Well, the short story is finished, and firmly into novelette territory. It’s a strange thing that when I set out intending to write a novella every word has to be squeezed out, and when I set out to write a short story it ended up about three times as long as I’d intended.
The villain has been identified, the heroine has moved on a little. I enjoyed it, and I just about figured out who did it.
And now I’ve realised I don’t have a title for it. It had a working title, which was the name of the heroine, as a label for the word file. I have no idea what to call the finished story. It’s a murder investigation, set in the supernatural druids world I’d previously come up with for the novella (and steals one setting from that novella, which will never see the light of day otherwise!). It’s based in London, and has a private investigator, who mostly works for the druid clans. Hair is key to the plot. Any ideas? No, me neither.
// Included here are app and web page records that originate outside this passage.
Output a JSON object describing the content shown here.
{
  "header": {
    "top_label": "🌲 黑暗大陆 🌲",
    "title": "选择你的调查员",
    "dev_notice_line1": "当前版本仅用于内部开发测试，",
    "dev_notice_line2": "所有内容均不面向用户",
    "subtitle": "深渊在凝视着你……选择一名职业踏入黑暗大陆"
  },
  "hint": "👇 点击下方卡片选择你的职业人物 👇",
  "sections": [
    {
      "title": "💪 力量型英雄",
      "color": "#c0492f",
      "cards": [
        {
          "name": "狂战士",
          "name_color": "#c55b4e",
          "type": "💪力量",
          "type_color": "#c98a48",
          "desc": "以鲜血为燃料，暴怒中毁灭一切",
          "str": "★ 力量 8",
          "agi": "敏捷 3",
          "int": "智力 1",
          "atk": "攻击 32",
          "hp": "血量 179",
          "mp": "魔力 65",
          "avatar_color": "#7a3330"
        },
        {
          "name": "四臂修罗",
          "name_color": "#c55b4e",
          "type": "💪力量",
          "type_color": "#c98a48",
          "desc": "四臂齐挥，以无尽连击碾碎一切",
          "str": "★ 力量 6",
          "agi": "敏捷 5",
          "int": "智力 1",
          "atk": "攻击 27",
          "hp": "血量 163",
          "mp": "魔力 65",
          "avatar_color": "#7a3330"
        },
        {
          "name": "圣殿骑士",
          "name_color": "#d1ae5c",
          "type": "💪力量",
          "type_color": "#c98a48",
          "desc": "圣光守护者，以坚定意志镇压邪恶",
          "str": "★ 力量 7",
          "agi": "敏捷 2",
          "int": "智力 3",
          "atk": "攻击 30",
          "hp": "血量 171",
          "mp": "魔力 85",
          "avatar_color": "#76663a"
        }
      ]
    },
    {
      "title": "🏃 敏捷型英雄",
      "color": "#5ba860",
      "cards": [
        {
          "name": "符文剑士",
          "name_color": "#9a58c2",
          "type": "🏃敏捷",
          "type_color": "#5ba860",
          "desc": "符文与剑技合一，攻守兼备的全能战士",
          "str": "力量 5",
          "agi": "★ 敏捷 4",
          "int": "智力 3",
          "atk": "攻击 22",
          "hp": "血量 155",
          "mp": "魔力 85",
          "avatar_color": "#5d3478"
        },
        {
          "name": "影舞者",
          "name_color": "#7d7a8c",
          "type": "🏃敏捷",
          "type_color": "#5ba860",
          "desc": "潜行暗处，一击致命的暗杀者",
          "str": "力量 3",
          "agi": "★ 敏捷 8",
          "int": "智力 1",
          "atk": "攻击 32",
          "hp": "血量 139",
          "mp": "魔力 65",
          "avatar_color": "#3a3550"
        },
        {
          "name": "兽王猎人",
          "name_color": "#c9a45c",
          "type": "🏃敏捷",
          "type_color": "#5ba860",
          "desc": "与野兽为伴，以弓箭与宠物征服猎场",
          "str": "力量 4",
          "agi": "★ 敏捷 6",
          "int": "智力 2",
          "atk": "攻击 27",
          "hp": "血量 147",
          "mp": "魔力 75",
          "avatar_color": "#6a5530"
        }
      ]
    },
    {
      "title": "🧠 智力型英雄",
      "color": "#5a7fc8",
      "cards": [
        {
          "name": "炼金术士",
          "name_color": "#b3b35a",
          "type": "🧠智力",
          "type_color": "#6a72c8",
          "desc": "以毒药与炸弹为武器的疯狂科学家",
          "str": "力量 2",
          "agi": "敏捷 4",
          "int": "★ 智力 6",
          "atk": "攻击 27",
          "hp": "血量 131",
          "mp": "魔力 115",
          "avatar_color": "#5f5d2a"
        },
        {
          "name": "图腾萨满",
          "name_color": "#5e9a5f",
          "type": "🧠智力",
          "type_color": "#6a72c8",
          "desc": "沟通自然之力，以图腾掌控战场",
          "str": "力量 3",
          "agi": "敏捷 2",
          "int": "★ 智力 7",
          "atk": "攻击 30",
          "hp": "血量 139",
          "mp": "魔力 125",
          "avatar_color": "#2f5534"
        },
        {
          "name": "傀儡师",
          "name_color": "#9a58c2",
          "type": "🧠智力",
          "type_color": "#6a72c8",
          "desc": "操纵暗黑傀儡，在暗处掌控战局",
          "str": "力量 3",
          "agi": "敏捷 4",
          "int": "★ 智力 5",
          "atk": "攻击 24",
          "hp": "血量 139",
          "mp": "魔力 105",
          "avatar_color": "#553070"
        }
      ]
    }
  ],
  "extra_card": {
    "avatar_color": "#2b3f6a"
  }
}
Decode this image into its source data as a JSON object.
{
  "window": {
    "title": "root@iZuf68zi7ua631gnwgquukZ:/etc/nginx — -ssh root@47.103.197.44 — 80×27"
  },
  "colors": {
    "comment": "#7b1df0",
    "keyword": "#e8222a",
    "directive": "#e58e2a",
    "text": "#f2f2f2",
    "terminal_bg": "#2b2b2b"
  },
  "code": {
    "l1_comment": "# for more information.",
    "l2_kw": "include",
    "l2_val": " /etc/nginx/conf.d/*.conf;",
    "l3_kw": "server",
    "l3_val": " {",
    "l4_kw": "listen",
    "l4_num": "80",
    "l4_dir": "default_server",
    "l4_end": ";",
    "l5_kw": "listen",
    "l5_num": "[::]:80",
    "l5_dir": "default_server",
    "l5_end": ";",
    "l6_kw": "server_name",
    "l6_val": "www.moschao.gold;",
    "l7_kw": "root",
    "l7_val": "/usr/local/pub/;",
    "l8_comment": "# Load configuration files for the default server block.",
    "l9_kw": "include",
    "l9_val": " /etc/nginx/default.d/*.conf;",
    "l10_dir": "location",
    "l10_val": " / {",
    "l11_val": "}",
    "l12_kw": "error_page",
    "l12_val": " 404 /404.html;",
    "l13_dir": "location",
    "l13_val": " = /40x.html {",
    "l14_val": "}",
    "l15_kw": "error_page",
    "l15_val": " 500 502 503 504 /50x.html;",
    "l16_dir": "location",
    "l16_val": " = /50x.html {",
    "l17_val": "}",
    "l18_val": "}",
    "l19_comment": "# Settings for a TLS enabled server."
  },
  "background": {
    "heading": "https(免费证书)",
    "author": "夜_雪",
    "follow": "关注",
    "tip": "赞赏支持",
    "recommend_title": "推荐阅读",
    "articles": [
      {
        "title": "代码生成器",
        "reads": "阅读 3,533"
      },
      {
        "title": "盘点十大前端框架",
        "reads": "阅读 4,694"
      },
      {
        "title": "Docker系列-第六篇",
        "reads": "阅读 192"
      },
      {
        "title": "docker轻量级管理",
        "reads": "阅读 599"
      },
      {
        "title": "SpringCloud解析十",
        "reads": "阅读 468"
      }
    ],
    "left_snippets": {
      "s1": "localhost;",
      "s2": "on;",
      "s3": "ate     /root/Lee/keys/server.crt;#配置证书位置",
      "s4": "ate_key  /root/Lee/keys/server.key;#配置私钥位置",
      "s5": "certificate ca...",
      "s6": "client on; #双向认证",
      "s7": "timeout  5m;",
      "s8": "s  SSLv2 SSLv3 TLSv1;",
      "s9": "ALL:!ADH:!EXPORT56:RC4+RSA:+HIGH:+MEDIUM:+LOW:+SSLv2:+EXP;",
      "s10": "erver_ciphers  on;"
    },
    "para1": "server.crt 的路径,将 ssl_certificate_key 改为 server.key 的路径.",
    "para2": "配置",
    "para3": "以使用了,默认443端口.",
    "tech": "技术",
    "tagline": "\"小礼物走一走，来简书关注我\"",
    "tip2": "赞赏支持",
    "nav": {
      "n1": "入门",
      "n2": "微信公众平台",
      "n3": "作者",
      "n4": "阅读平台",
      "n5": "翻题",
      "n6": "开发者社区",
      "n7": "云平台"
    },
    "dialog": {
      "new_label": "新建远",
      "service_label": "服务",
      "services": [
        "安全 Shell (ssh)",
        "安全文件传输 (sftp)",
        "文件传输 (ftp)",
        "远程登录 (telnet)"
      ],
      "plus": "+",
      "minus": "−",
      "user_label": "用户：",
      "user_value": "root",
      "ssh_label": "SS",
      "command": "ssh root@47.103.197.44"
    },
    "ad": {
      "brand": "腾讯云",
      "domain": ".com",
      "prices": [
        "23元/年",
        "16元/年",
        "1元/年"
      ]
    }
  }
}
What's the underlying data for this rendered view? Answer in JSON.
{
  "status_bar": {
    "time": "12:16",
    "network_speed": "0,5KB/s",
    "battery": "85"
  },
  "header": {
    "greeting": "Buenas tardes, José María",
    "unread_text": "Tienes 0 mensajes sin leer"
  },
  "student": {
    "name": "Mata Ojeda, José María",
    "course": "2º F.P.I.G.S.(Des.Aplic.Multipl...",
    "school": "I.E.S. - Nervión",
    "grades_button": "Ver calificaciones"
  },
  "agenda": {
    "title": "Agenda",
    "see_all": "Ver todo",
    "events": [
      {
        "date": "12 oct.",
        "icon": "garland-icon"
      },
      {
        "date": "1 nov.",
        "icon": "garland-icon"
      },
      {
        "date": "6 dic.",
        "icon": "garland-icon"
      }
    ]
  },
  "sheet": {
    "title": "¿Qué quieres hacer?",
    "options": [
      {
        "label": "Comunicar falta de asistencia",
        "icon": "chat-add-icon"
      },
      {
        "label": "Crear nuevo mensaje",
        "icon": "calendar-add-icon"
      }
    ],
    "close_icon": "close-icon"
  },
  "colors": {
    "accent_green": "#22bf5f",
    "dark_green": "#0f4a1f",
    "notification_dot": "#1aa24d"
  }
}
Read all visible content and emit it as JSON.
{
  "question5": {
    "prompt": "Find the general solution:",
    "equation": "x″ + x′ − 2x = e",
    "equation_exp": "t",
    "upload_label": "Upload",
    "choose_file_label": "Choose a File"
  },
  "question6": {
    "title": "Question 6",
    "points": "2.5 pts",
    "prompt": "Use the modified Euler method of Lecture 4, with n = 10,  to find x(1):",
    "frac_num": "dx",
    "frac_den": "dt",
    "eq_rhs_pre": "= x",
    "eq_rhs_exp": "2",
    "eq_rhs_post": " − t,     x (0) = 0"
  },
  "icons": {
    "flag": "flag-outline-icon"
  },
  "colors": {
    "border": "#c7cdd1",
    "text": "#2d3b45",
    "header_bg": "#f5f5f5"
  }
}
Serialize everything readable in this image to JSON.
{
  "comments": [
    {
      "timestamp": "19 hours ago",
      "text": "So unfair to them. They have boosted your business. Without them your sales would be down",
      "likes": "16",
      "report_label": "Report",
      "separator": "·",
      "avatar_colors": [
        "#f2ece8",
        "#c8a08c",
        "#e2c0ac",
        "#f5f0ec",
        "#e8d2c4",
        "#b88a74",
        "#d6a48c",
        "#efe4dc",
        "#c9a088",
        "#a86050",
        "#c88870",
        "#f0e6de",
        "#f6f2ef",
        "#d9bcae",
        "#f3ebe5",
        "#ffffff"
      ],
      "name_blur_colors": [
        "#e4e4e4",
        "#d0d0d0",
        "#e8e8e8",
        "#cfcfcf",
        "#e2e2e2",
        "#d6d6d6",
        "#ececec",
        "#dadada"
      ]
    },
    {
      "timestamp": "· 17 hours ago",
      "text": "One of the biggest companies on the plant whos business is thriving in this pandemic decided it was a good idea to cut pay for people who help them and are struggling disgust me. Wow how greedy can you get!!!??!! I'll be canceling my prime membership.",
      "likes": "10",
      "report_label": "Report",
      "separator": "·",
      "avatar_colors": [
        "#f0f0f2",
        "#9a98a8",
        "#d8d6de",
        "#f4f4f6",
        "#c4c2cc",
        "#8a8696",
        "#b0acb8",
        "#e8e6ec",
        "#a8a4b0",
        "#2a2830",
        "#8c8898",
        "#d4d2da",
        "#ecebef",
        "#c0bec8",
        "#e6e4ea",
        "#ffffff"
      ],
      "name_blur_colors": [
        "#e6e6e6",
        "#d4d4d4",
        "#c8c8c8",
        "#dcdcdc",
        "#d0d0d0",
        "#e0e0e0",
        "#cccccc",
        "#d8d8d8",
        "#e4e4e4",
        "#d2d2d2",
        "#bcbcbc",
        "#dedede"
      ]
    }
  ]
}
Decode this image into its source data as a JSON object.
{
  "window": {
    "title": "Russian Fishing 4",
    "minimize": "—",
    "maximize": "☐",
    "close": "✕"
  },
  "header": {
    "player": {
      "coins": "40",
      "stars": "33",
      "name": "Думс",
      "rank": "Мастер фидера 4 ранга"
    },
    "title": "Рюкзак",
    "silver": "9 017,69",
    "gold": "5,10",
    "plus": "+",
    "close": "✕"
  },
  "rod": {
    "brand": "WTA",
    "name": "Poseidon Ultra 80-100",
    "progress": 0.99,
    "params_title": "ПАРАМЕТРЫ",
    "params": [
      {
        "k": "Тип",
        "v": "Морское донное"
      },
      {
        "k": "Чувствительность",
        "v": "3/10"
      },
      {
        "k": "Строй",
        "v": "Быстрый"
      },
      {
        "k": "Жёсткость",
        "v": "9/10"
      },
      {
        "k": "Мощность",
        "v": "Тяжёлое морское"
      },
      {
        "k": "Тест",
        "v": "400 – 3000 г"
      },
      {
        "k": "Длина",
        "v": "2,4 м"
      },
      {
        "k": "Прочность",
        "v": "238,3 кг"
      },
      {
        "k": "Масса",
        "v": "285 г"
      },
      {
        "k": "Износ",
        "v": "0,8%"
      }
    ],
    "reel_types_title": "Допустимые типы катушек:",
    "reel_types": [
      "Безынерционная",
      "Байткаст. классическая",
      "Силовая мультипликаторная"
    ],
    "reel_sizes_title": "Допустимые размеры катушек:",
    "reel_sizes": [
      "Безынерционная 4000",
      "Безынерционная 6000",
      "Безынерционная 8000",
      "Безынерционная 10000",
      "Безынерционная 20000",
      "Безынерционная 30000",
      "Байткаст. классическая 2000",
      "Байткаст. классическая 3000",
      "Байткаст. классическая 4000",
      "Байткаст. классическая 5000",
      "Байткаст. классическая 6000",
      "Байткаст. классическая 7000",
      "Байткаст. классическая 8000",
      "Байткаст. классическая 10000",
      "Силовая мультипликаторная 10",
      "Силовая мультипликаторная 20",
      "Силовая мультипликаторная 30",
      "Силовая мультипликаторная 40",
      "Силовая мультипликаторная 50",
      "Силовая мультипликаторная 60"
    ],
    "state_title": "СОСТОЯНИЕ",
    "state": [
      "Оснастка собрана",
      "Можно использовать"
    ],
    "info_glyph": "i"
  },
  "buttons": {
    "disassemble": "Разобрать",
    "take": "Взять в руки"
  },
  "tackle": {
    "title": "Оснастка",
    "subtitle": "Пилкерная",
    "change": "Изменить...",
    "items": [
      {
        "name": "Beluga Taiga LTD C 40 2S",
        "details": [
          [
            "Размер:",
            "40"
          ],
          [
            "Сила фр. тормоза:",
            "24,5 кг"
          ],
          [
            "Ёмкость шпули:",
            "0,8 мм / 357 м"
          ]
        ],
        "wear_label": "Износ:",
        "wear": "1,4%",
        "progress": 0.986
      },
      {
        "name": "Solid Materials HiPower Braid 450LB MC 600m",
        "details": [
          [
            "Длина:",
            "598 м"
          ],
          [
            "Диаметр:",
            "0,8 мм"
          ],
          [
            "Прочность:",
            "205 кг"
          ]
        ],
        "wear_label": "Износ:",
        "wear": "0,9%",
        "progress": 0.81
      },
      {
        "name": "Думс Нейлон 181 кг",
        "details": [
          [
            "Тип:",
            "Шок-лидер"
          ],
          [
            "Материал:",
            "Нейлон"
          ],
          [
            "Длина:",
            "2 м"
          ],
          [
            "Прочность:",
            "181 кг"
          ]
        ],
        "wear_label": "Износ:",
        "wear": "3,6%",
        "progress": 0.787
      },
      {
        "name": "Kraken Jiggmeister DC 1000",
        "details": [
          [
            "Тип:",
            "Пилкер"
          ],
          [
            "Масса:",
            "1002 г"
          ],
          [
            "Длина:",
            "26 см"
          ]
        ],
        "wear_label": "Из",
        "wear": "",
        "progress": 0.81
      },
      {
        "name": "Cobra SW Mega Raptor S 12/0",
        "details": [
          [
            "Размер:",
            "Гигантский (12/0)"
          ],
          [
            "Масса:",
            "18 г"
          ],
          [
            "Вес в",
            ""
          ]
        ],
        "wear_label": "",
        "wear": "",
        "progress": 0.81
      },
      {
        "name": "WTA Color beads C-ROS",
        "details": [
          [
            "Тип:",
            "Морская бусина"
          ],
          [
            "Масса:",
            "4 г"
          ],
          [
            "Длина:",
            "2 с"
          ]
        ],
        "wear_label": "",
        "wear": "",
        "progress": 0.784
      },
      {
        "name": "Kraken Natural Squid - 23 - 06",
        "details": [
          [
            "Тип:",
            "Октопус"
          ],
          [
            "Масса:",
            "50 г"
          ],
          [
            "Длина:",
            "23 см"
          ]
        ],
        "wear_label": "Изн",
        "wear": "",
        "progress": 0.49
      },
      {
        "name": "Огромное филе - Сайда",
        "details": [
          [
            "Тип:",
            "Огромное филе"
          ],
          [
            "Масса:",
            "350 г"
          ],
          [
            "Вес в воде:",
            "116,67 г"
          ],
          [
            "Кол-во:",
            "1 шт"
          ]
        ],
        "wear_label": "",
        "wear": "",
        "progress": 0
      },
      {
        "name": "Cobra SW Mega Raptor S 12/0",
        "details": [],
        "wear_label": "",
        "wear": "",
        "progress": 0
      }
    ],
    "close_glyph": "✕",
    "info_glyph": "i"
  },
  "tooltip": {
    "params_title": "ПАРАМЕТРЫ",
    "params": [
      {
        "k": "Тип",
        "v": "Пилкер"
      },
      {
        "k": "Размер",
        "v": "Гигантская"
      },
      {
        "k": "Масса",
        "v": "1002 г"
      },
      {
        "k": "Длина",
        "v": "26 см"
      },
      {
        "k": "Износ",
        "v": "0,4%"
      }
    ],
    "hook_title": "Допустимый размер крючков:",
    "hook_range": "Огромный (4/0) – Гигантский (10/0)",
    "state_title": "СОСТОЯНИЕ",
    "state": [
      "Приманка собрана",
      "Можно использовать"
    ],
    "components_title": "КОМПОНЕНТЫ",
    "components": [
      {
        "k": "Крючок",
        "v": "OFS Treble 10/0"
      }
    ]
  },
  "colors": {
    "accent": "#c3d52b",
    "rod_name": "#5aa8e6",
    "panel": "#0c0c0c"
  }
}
I’m putting the story away for a couple of days now, so I can come back to it with fresh eyes for editing. I’m wondering whether I should try to follow Stephen King’s advice on editing (2nd draft = 1st draft- 10%) or stick with my usual approach, which is to add words in the second draft because I usually don’t write long enough. Let’s hope that by the time I’ve made that decision, a title will also have suggested itself.
Last weekend was one of my favourite yearly-if-I-can treats: a double bill of my favourite Shakespeare company, Propeller. They are an all male company, but that isn’t, I don’t think, the main thing about them: they have a very physical, committed approach to Shakespeare. Their key focus is on the clarity of action and words. They make each play a theatrical event. That sounds like it’s obvious, but it really isn’t, and it’s not true of all Shakespeare productions these days.
Anyway, that was a fun day – a gripping production of Taming of the Shrew that I didn’t like/ agree with the interpretation of, and a fabby production of Twelfth Night which I previously saw in Coventry during its first week, and loved, although it had got even better by this weekend. So, in summary, if you can go see them, do.
Shakespeare carried on being on my mind though, when I saw a comment on the Kboards discussion forum, on a thread about how to promote indie published literary fiction. Basically the consensus was that literary fiction just isn’t going to make you the big bucks. One commenter, the indie author J Gordon Smith, had the canny idea of getting a title for your novel by simply reading through Macbeth until you’d found a short quotation you could use or adapt. I loved the cynicism of this – after all, I thought, it worked for Faulkner. But I wondered how many other people it had worked for. Turned out, more than you knew. Just try to avoid ‘the seeds of time’ and ‘all our yesterdays’. I was quite intrigued to see, however, that one of my favourite authors, Diana Wynne Jones, also had a book title attributable to Macbeth – Charmed Life. Shakespeare had all the good lines, apparently!